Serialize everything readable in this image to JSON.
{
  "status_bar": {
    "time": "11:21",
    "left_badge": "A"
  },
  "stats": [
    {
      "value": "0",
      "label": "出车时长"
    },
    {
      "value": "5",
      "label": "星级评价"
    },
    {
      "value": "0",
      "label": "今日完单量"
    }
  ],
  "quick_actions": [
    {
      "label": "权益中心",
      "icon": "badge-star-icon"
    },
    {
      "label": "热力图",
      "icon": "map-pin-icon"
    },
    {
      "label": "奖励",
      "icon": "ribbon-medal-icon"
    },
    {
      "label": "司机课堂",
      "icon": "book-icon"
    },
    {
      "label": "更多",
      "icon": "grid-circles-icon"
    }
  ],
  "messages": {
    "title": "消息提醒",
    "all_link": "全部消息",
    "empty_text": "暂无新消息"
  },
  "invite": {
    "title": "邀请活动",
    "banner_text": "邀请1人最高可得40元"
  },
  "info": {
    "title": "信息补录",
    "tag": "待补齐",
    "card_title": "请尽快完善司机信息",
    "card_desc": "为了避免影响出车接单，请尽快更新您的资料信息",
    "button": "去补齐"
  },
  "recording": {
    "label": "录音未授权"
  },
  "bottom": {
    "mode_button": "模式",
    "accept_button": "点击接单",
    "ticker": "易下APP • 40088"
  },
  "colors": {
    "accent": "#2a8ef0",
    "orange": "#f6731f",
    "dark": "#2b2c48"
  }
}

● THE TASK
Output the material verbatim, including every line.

● REPLY TO THE TASK
Serialize everything readable in this image to JSON.
{
  "status_bar": {
    "time": "11:21",
    "left_badge": "A"
  },
  "stats": [
    {
      "value": "0",
      "label": "出车时长"
    },
    {
      "value": "5",
      "label": "星级评价"
    },
    {
      "value": "0",
      "label": "今日完单量"
    }
  ],
  "quick_actions": [
    {
      "label": "权益中心",
      "icon": "badge-star-icon"
    },
    {
      "label": "热力图",
      "icon": "map-pin-icon"
    },
    {
      "label": "奖励",
      "icon": "ribbon-medal-icon"
    },
    {
      "label": "司机课堂",
      "icon": "book-icon"
    },
    {
      "label": "更多",
      "icon": "grid-circles-icon"
    }
  ],
  "messages": {
    "title": "消息提醒",
    "all_link": "全部消息",
    "empty_text": "暂无新消息"
  },
  "invite": {
    "title": "邀请活动",
    "banner_text": "邀请1人最高可得40元"
  },
  "info": {
    "title": "信息补录",
    "tag": "待补齐",
    "card_title": "请尽快完善司机信息",
    "card_desc": "为了避免影响出车接单，请尽快更新您的资料信息",
    "button": "去补齐"
  },
  "recording": {
    "label": "录音未授权"
  },
  "bottom": {
    "mode_button": "模式",
    "accept_button": "点击接单",
    "ticker": "易下APP • 40088"
  },
  "colors": {
    "accent": "#2a8ef0",
    "orange": "#f6731f",
    "dark": "#2b2c48"
  }
}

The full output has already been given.